We at Greenworldinvestor have always been very bullish about the prospects of solar energy growth, given the sharply declining costs, ease of implementation and its role in fighting climate change. Even IPCC is now acknowledging the same with its most recent 5th report putting solar energy as the most important factor in reducing carbon emissions from electricity.

Solar energy has become the most important factor in reducing carbon emission in recent years, as more and more of gigawatts of solar energy capacity is being put up every year. The costs of solar electricity has declined to around 10c/watt from around 40c/watt five years ago. Given the adverse effects of fossil fuel power, pollution concerns and energy security issues, solar power is already a no brainer and many major countries are going the whole hog. Japan, China and USA which are the 3 biggest economies have seen 50-100% growth in solar energy installations in the last couple of years.

Solar energy is already contributing 20-40% of all new energy additions to the grid in the major countries, as coal, natural gas and nuclear power lose out due to their dirty nature, high prices and disaster risks. Wind power is also getting saturated and its prices are not falling as fast as solar energy. One of the main drivers is the use of rooftop solar energy which does not require the use of an electricity transmission and distribution system.  Also many developing countries lack electricity grid access to major chunks. This means that they can bypass the fossil fuels to directly give electricity access through solar energy systems. Solar panels have become a commodity and can be quickly installed at low costs in most parts of the world now. The ease of installation, 25 years of fixed costs and its pro-green nature will mean that solar energy will become more and more important in saving mankind from the climate change disaster.


Sneha Shah

I am Sneha, the Editor-in-chief for the Blog. We would be glad to receive suggestions, inputs & comments on GWI from you guys to keep it going! You can contact me for consultancy/trade inquires by writing an email to

2 Responses so far | Have Your Say!


    In recent years, Solar PV has grown at very faster comparison to other renewable sources in the world. Residential rooftop PV has dominant role since it does not require land , huge capital cost and transmission lines, Domestic load is around 33% of total electricity consumption. Rooftop PV is contributed by the masses, creates employment, entrepreneurship and nationality. Emissions can be controlled at large scale by deployment of rooftop solar PV.

  2. commongood

    Dear Editor:

    The natural gas is quite an attractive proposition for energy needs in the western countries for its abundance, low cost and relatively low carbon footprint. With $5.66 cents/1000 cubic feet as of January 2014, the cost comes to 2 Cents/Kwh for industrial users. Economically, it is a no brainer over coal or renewables, and it is the workhorse for the industrial growth in countries like the US where the gas boom is taking firm hold.

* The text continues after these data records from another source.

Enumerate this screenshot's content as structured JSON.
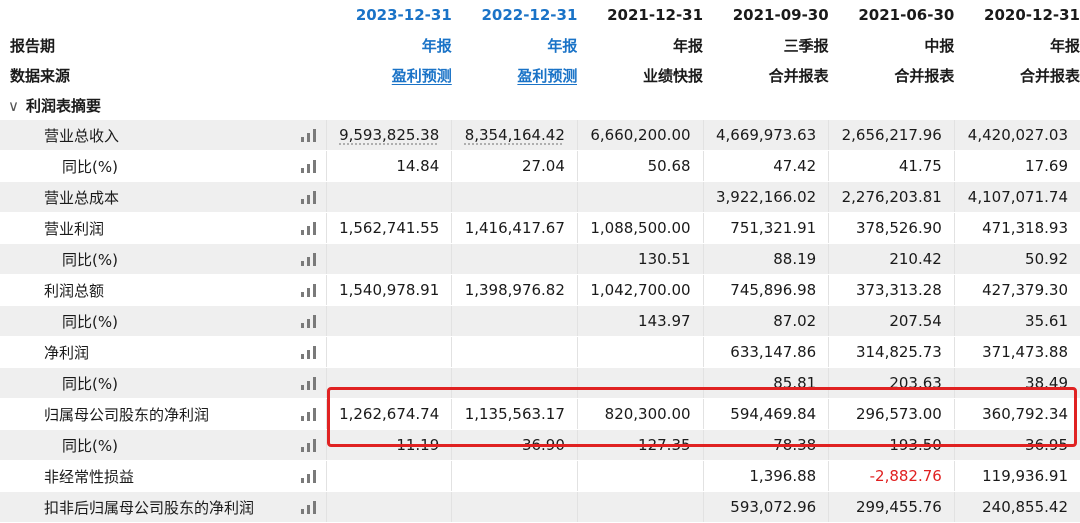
{
  "header": {
    "dates": [
      "2023-12-31",
      "2022-12-31",
      "2021-12-31",
      "2021-09-30",
      "2021-06-30",
      "2020-12-31"
    ],
    "report_period_label": "报告期",
    "report_types": [
      "年报",
      "年报",
      "年报",
      "三季报",
      "中报",
      "年报"
    ],
    "data_source_label": "数据来源",
    "sources": [
      "盈利预测",
      "盈利预测",
      "业绩快报",
      "合并报表",
      "合并报表",
      "合并报表"
    ]
  },
  "section": {
    "title": "利润表摘要"
  },
  "rows": [
    {
      "label": "营业总收入",
      "values": [
        "9,593,825.38",
        "8,354,164.42",
        "6,660,200.00",
        "4,669,973.63",
        "2,656,217.96",
        "4,420,027.03"
      ]
    },
    {
      "label": "同比(%)",
      "values": [
        "14.84",
        "27.04",
        "50.68",
        "47.42",
        "41.75",
        "17.69"
      ]
    },
    {
      "label": "营业总成本",
      "values": [
        "",
        "",
        "",
        "3,922,166.02",
        "2,276,203.81",
        "4,107,071.74"
      ]
    },
    {
      "label": "营业利润",
      "values": [
        "1,562,741.55",
        "1,416,417.67",
        "1,088,500.00",
        "751,321.91",
        "378,526.90",
        "471,318.93"
      ]
    },
    {
      "label": "同比(%)",
      "values": [
        "",
        "",
        "130.51",
        "88.19",
        "210.42",
        "50.92"
      ]
    },
    {
      "label": "利润总额",
      "values": [
        "1,540,978.91",
        "1,398,976.82",
        "1,042,700.00",
        "745,896.98",
        "373,313.28",
        "427,379.30"
      ]
    },
    {
      "label": "同比(%)",
      "values": [
        "",
        "",
        "143.97",
        "87.02",
        "207.54",
        "35.61"
      ]
    },
    {
      "label": "净利润",
      "values": [
        "",
        "",
        "",
        "633,147.86",
        "314,825.73",
        "371,473.88"
      ]
    },
    {
      "label": "同比(%)",
      "values": [
        "",
        "",
        "",
        "85.81",
        "203.63",
        "38.49"
      ]
    },
    {
      "label": "归属母公司股东的净利润",
      "values": [
        "1,262,674.74",
        "1,135,563.17",
        "820,300.00",
        "594,469.84",
        "296,573.00",
        "360,792.34"
      ]
    },
    {
      "label": "同比(%)",
      "values": [
        "11.19",
        "36.90",
        "127.35",
        "78.38",
        "193.50",
        "36.95"
      ]
    },
    {
      "label": "非经常性损益",
      "values": [
        "",
        "",
        "",
        "1,396.88",
        "-2,882.76",
        "119,936.91"
      ]
    },
    {
      "label": "扣非后归属母公司股东的净利润",
      "values": [
        "",
        "",
        "",
        "593,072.96",
        "299,455.76",
        "240,855.42"
      ]
    }
  ],
  "colors": {
    "forecast_blue": "#1a73c7",
    "negative_red": "#e02020",
    "highlight_border": "#e02222",
    "row_alt_bg": "#efefef"
  },
  "icons": {
    "chart": "bar-chart-icon",
    "collapse": "chevron-down-icon"
  }
}
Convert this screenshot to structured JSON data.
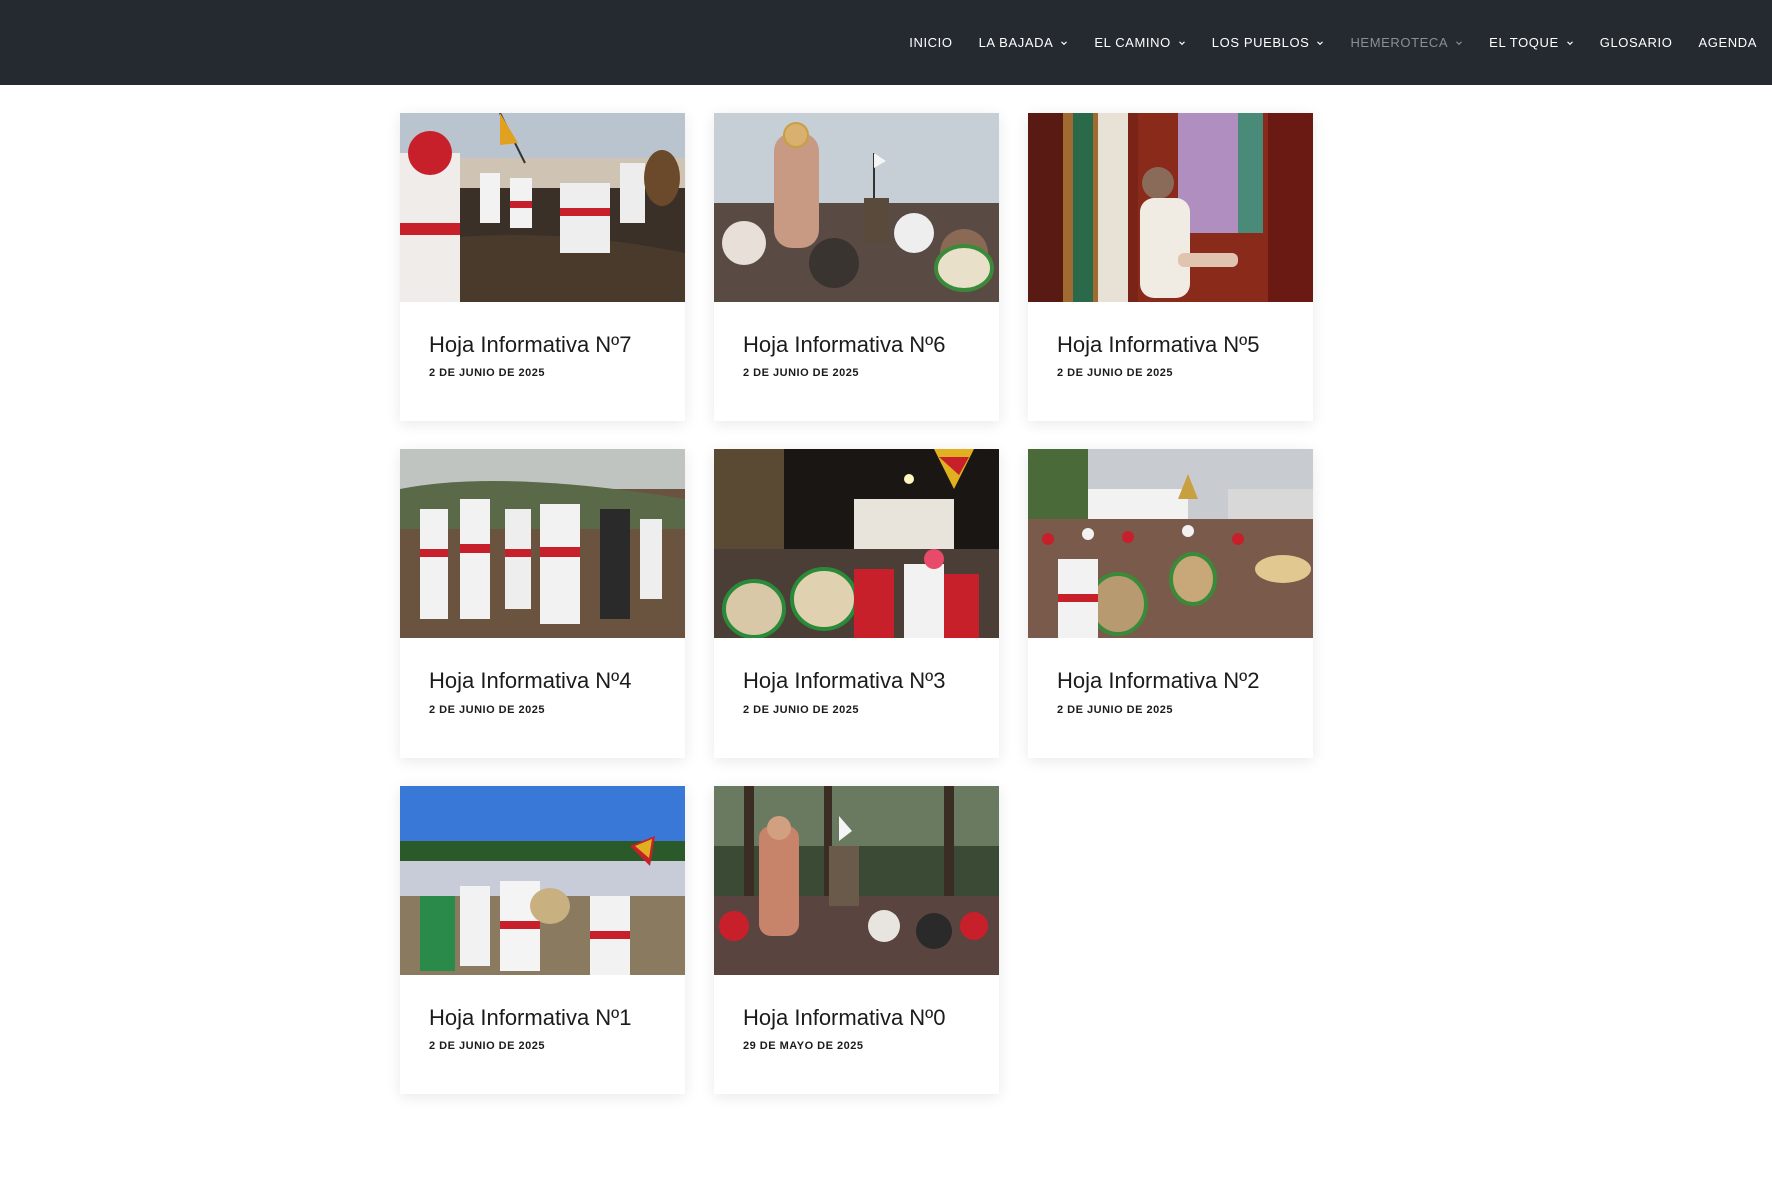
{
  "nav": {
    "items": [
      {
        "label": "INICIO",
        "dropdown": false,
        "active": false
      },
      {
        "label": "LA BAJADA",
        "dropdown": true,
        "active": false
      },
      {
        "label": "EL CAMINO",
        "dropdown": true,
        "active": false
      },
      {
        "label": "LOS PUEBLOS",
        "dropdown": true,
        "active": false
      },
      {
        "label": "HEMEROTECA",
        "dropdown": true,
        "active": true
      },
      {
        "label": "EL TOQUE",
        "dropdown": true,
        "active": false
      },
      {
        "label": "GLOSARIO",
        "dropdown": false,
        "active": false
      },
      {
        "label": "AGENDA",
        "dropdown": false,
        "active": false
      }
    ]
  },
  "posts": [
    {
      "title": "Hoja Informativa Nº7",
      "date": "2 DE JUNIO DE 2025",
      "photo": "dancers-kneeling-photo"
    },
    {
      "title": "Hoja Informativa Nº6",
      "date": "2 DE JUNIO DE 2025",
      "photo": "virgin-statue-crowd-photo"
    },
    {
      "title": "Hoja Informativa Nº5",
      "date": "2 DE JUNIO DE 2025",
      "photo": "woman-opening-shrine-photo"
    },
    {
      "title": "Hoja Informativa Nº4",
      "date": "2 DE JUNIO DE 2025",
      "photo": "dancers-hillside-photo"
    },
    {
      "title": "Hoja Informativa Nº3",
      "date": "2 DE JUNIO DE 2025",
      "photo": "night-drummers-photo"
    },
    {
      "title": "Hoja Informativa Nº2",
      "date": "2 DE JUNIO DE 2025",
      "photo": "street-procession-photo"
    },
    {
      "title": "Hoja Informativa Nº1",
      "date": "2 DE JUNIO DE 2025",
      "photo": "crowd-field-photo"
    },
    {
      "title": "Hoja Informativa Nº0",
      "date": "29 DE MAYO DE 2025",
      "photo": "forest-procession-photo"
    }
  ],
  "colors": {
    "topbar": "#252a30",
    "nav_text": "#ffffff",
    "nav_active": "#8b8f94",
    "festival_red": "#c8202a",
    "festival_white": "#f2f2f2"
  }
}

    Now, one of my good friends, who happens to be a solar energy expert, says the cost of the solar energy in India is the cost of the money (i.e., skyhigh interest rates at 25-30%) as it dominates the material or labor costs. It is this aspect that is pressuring the proliferation of the solar energy in the country where there is plenty of insolency. He laments that it is the country’s own undoing.

    PS. You might want to elaborate acronyms, like IPCC, in the future articles to improve readability.